  • John Smith
    January 26, 2016 - 15:54

    ...everyday that goes by means millions of dollars nationwide goes to buying guns, prostitutes and crack...instead of schools, doctors and infrastructure...the same amount of marijuana will be consumed before and after legalization...the only difference will be who makes the money...

  • Frank McDonald
    January 26, 2016 - 12:50

    "The Euflora Cannabis Dispensary is like any other store on the 16th Street Mall." You will notice that there is no Colorado Liquor Corporation with 25 vice presidents and a dozen other assorted executives. Just private enterprise meeting the demand. The state is taxing the product then allowing the marketplace to work.

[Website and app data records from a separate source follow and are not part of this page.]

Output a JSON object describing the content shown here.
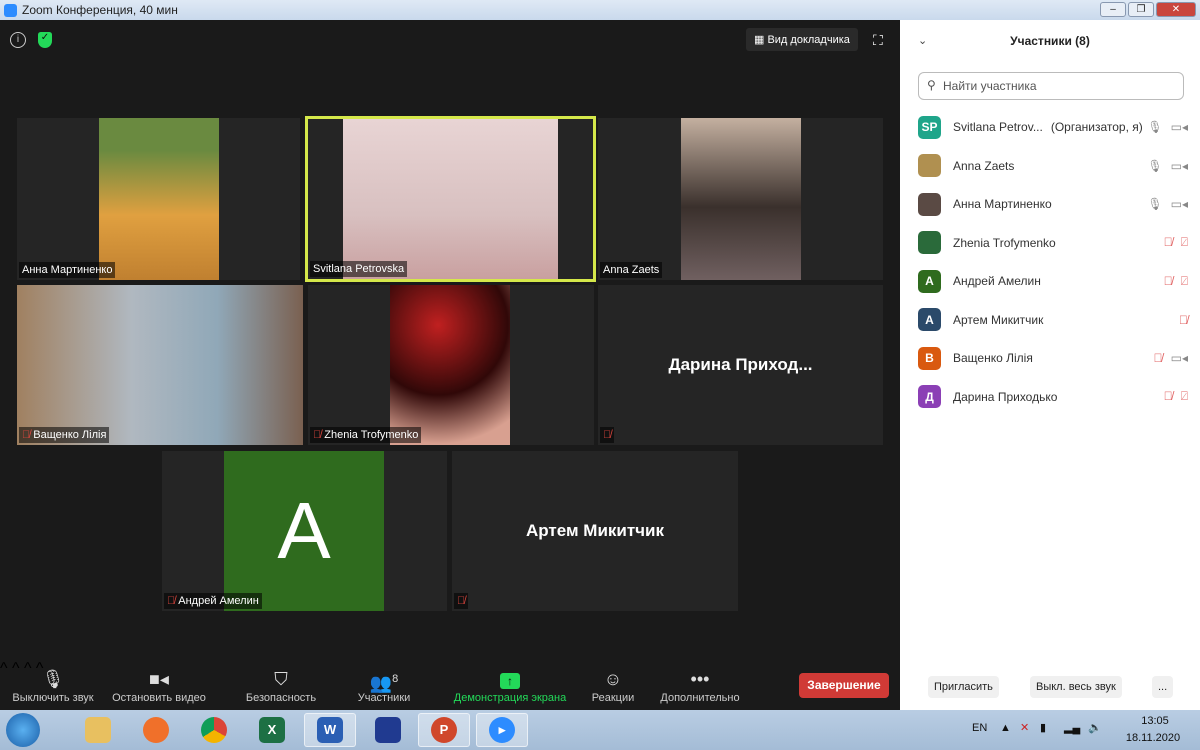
{
  "window": {
    "title": "Zoom Конференция, 40 мин",
    "buttons": [
      "–",
      "❐",
      "✕"
    ]
  },
  "top": {
    "speaker_view": "Вид докладчика",
    "info_icon": "i",
    "shield_icon": "✓"
  },
  "tiles": [
    {
      "name": "Анна Мартиненко",
      "muted": false,
      "video": true,
      "color": "#b07a30"
    },
    {
      "name": "Svitlana Petrovska",
      "muted": false,
      "video": true,
      "active": true,
      "color": "#d9c5c5"
    },
    {
      "name": "Anna Zaets",
      "muted": false,
      "video": true,
      "color": "#4a3a34"
    },
    {
      "name": "Ващенко Лілія",
      "muted": true,
      "video": true,
      "color": "#8a94a0"
    },
    {
      "name": "Zhenia Trofymenko",
      "muted": true,
      "video": true,
      "color": "#6a1010"
    },
    {
      "name": "",
      "big_name": "Дарина Приход...",
      "muted": true,
      "video": false
    },
    {
      "name": "Андрей Амелин",
      "muted": true,
      "video": false,
      "avatar_letter": "A",
      "color": "#2f6b1e"
    },
    {
      "name": "",
      "big_name": "Артем Микитчик",
      "muted": true,
      "video": false
    }
  ],
  "toolbar": {
    "mute": "Выключить звук",
    "video": "Остановить видео",
    "security": "Безопасность",
    "participants": "Участники",
    "participants_count": "8",
    "share": "Демонстрация экрана",
    "reactions": "Реакции",
    "more": "Дополнительно",
    "end": "Завершение"
  },
  "panel": {
    "title": "Участники (8)",
    "search_placeholder": "Найти участника",
    "participants": [
      {
        "name": "Svitlana Petrov...",
        "role": "(Организатор, я)",
        "initials": "SP",
        "color": "#1fa58a",
        "mic": "on",
        "cam": "on"
      },
      {
        "name": "Anna Zaets",
        "initials": "",
        "color": "#b09050",
        "mic": "on",
        "cam": "on"
      },
      {
        "name": "Анна Мартиненко",
        "initials": "",
        "color": "#5a4a44",
        "mic": "on",
        "cam": "on"
      },
      {
        "name": "Zhenia Trofymenko",
        "initials": "",
        "color": "#2a6a3a",
        "mic": "off",
        "cam": "off"
      },
      {
        "name": "Андрей Амелин",
        "initials": "A",
        "color": "#2f6b1e",
        "mic": "off",
        "cam": "off"
      },
      {
        "name": "Артем Микитчик",
        "initials": "A",
        "color": "#2b4a6a",
        "mic": "off",
        "cam": "none"
      },
      {
        "name": "Ващенко Лілія",
        "initials": "B",
        "color": "#d9590f",
        "mic": "off",
        "cam": "on"
      },
      {
        "name": "Дарина Приходько",
        "initials": "Д",
        "color": "#8b3fb5",
        "mic": "off",
        "cam": "off"
      }
    ],
    "invite": "Пригласить",
    "mute_all": "Выкл. весь звук",
    "more": "..."
  },
  "taskbar": {
    "lang": "EN",
    "time": "13:05",
    "date": "18.11.2020",
    "apps": [
      "explorer",
      "firefox",
      "chrome",
      "excel",
      "word",
      "save",
      "powerpoint",
      "zoom"
    ]
  }
}
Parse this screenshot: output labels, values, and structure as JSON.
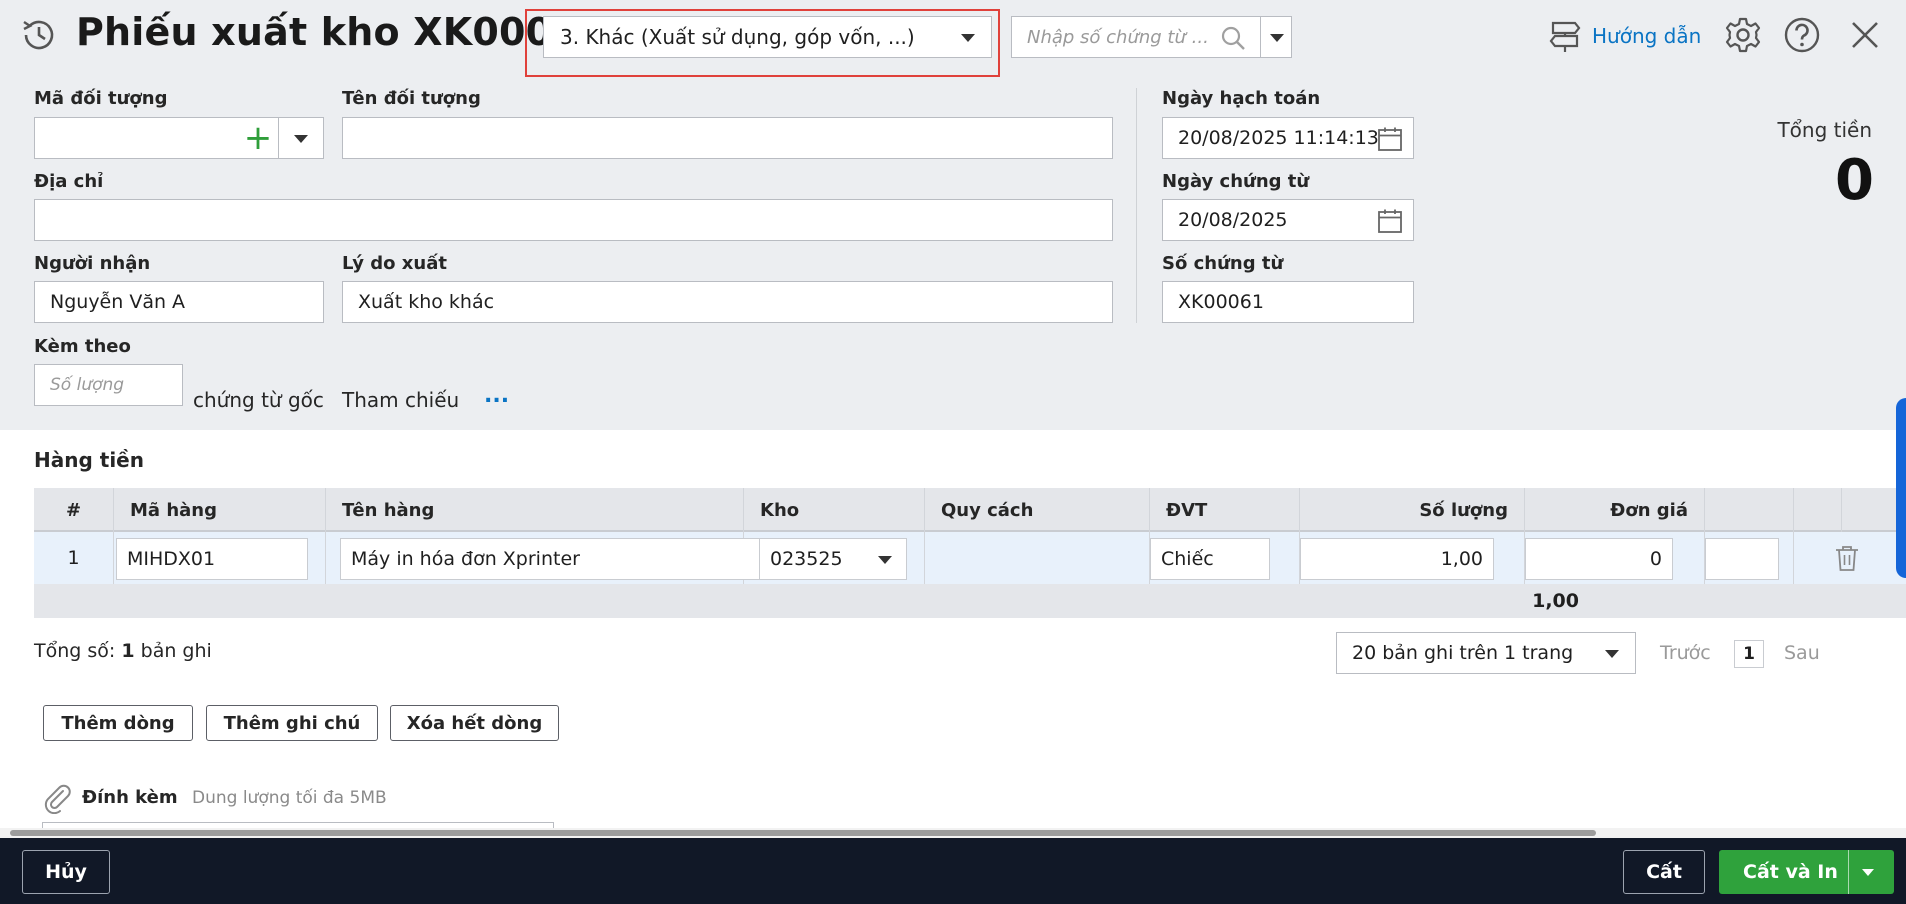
{
  "header": {
    "title": "Phiếu xuất kho XK00061",
    "type_selected": "3. Khác (Xuất sử dụng, góp vốn, ...)",
    "doc_search_placeholder": "Nhập số chứng từ ...",
    "guide_label": "Hướng dẫn"
  },
  "form": {
    "object_code": {
      "label": "Mã đối tượng",
      "value": ""
    },
    "object_name": {
      "label": "Tên đối tượng",
      "value": ""
    },
    "address": {
      "label": "Địa chỉ",
      "value": ""
    },
    "receiver": {
      "label": "Người nhận",
      "value": "Nguyễn Văn A"
    },
    "reason": {
      "label": "Lý do xuất",
      "value": "Xuất kho khác"
    },
    "attached": {
      "label": "Kèm theo",
      "placeholder": "Số lượng",
      "suffix": "chứng từ gốc"
    },
    "reference": {
      "label": "Tham chiếu",
      "more": "..."
    },
    "posting_date": {
      "label": "Ngày hạch toán",
      "value": "20/08/2025 11:14:13"
    },
    "doc_date": {
      "label": "Ngày chứng từ",
      "value": "20/08/2025"
    },
    "doc_no": {
      "label": "Số chứng từ",
      "value": "XK00061"
    },
    "total": {
      "label": "Tổng tiền",
      "value": "0"
    }
  },
  "grid": {
    "section_title": "Hàng tiền",
    "columns": [
      "#",
      "Mã hàng",
      "Tên hàng",
      "Kho",
      "Quy cách",
      "ĐVT",
      "Số lượng",
      "Đơn giá"
    ],
    "rows": [
      {
        "no": "1",
        "code": "MIHDX01",
        "name": "Máy in hóa đơn Xprinter",
        "warehouse": "023525",
        "spec": "",
        "unit": "Chiếc",
        "qty": "1,00",
        "price": "0"
      }
    ],
    "sum_qty": "1,00"
  },
  "pager": {
    "record_prefix": "Tổng số:",
    "record_count": "1",
    "record_suffix": "bản ghi",
    "page_size": "20 bản ghi trên 1 trang",
    "prev": "Trước",
    "page": "1",
    "next": "Sau"
  },
  "actions": {
    "add_row": "Thêm dòng",
    "add_note": "Thêm ghi chú",
    "clear_rows": "Xóa hết dòng"
  },
  "attachment": {
    "label": "Đính kèm",
    "note": "Dung lượng tối đa 5MB"
  },
  "footer": {
    "cancel": "Hủy",
    "save": "Cất",
    "save_print": "Cất và In"
  },
  "colors": {
    "accent_blue": "#0a74c4",
    "save_green": "#2fa23c",
    "highlight_red": "#e0413b",
    "footer_bg": "#111827"
  }
}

  • david
    January 26, 2016 - 10:46

    Here's the problem with your panacea premise: NL just finished proving that it can't properly manage collected via the taxation / royalty route. If it goes to the government, it's up in smoke, spent as 'free money' by myopic politicians to curry favor and win votes. NL needs an economy where people go to work and give a small fraction of their wages to government ----- the smaller the better. Pot is not nearly as addictive as 'free money' in the hands of fools, and Denver potheads are not nearly as dangerous as NL politicians.

  • The real Calvin
    January 26, 2016 - 08:14

    The big deal is the conservative American hysteria surrounding, well, everything. People will be on here soon talking about the crime associated with weed. Potheads are not the ones out holding up stores and breaking into cars. The only crime associated with weed is in fact selling it. It is a gateway drug some will say. You mean to tell me if weed didn't exist no one would every try cocaine or heroin? Alcohol causes 10 times as many problems as weed, but everyone seems to be fine with liquor stores. As Russell stated, it would be a great form of tax revenue and people who smoke occasionally would not have to be paranoid about the public criticism. The cops don't even care. If they catch you having a puff on George Street they may ask you to put it out, but that is it.

  • Fred
    January 26, 2016 - 06:34

    What's the big deal? What I do in my home is my business. I don't see any difference between having a toke and having a beer. We just have to wait until big brother says its OK and for the hysteria that has been cultivated for the past 50 years to subside..